Component data from apps and pages:
###

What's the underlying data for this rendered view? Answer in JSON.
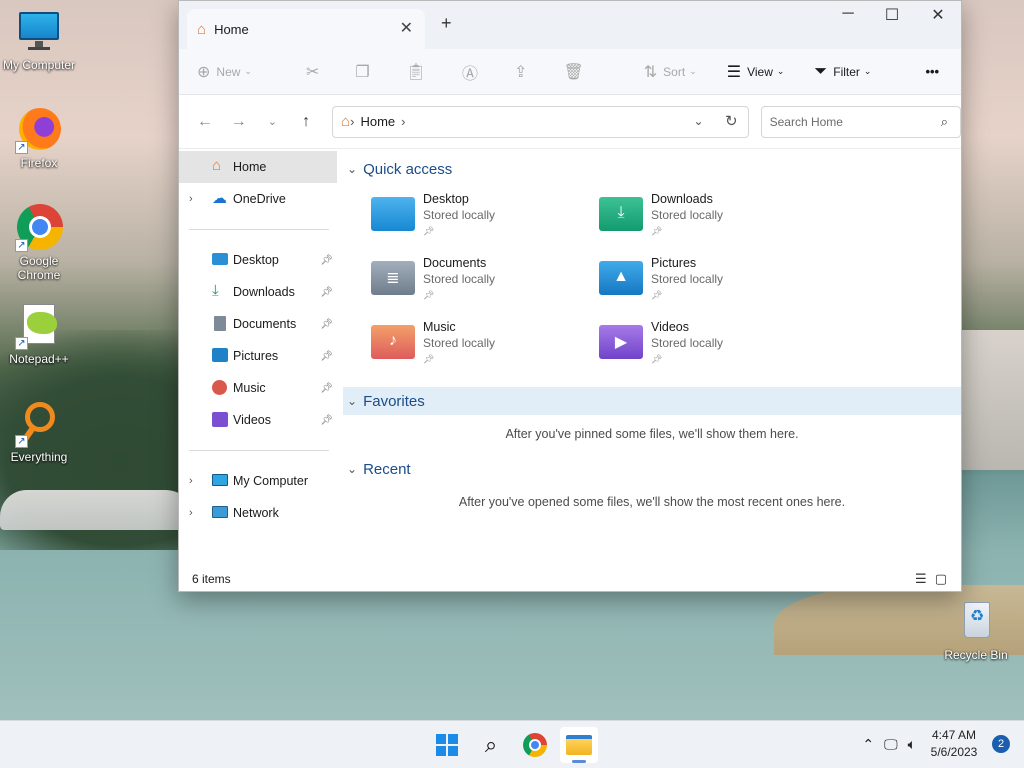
{
  "desktop": {
    "icons": [
      {
        "label": "My Computer",
        "icon": "monitor-icon"
      },
      {
        "label": "Firefox",
        "icon": "firefox-icon"
      },
      {
        "label": "Google Chrome",
        "icon": "chrome-icon"
      },
      {
        "label": "Notepad++",
        "icon": "notepadpp-icon"
      },
      {
        "label": "Everything",
        "icon": "everything-search-icon"
      },
      {
        "label": "Recycle Bin",
        "icon": "recycle-bin-icon"
      }
    ]
  },
  "window": {
    "tab_title": "Home",
    "tab_close": "✕",
    "new_tab": "+",
    "controls": {
      "minimize": "─",
      "maximize": "☐",
      "close": "✕"
    }
  },
  "toolbar": {
    "new_label": "New",
    "sort_label": "Sort",
    "view_label": "View",
    "filter_label": "Filter",
    "more_label": "•••"
  },
  "address": {
    "crumb": "Home",
    "search_placeholder": "Search Home"
  },
  "nav_pane": {
    "home": "Home",
    "onedrive": "OneDrive",
    "pinned": [
      {
        "label": "Desktop",
        "icon": "desktop-folder-icon",
        "color": "#2b8fd6"
      },
      {
        "label": "Downloads",
        "icon": "download-icon",
        "color": "#1a9a6c"
      },
      {
        "label": "Documents",
        "icon": "document-icon",
        "color": "#7d8a99"
      },
      {
        "label": "Pictures",
        "icon": "picture-icon",
        "color": "#1f82c9"
      },
      {
        "label": "Music",
        "icon": "music-icon",
        "color": "#d9584a"
      },
      {
        "label": "Videos",
        "icon": "video-icon",
        "color": "#7a4fd0"
      }
    ],
    "my_computer": "My Computer",
    "network": "Network"
  },
  "content": {
    "quick_access_title": "Quick access",
    "quick_access": [
      {
        "name": "Desktop",
        "sub": "Stored locally",
        "icon": "desktop-folder-icon",
        "color": "#2b9be0"
      },
      {
        "name": "Downloads",
        "sub": "Stored locally",
        "icon": "download-folder-icon",
        "color": "#1fa37a"
      },
      {
        "name": "Documents",
        "sub": "Stored locally",
        "icon": "documents-folder-icon",
        "color": "#7f8c9b"
      },
      {
        "name": "Pictures",
        "sub": "Stored locally",
        "icon": "pictures-folder-icon",
        "color": "#2494d8"
      },
      {
        "name": "Music",
        "sub": "Stored locally",
        "icon": "music-folder-icon",
        "color": "#e2685a"
      },
      {
        "name": "Videos",
        "sub": "Stored locally",
        "icon": "videos-folder-icon",
        "color": "#8550d8"
      }
    ],
    "favorites_title": "Favorites",
    "favorites_empty": "After you've pinned some files, we'll show them here.",
    "recent_title": "Recent",
    "recent_empty": "After you've opened some files, we'll show the most recent ones here."
  },
  "status": {
    "item_count": "6 items"
  },
  "taskbar": {
    "time": "4:47 AM",
    "date": "5/6/2023",
    "notifications": "2"
  }
}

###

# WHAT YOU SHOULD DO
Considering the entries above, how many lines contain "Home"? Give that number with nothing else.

# TASK RESPONSE
4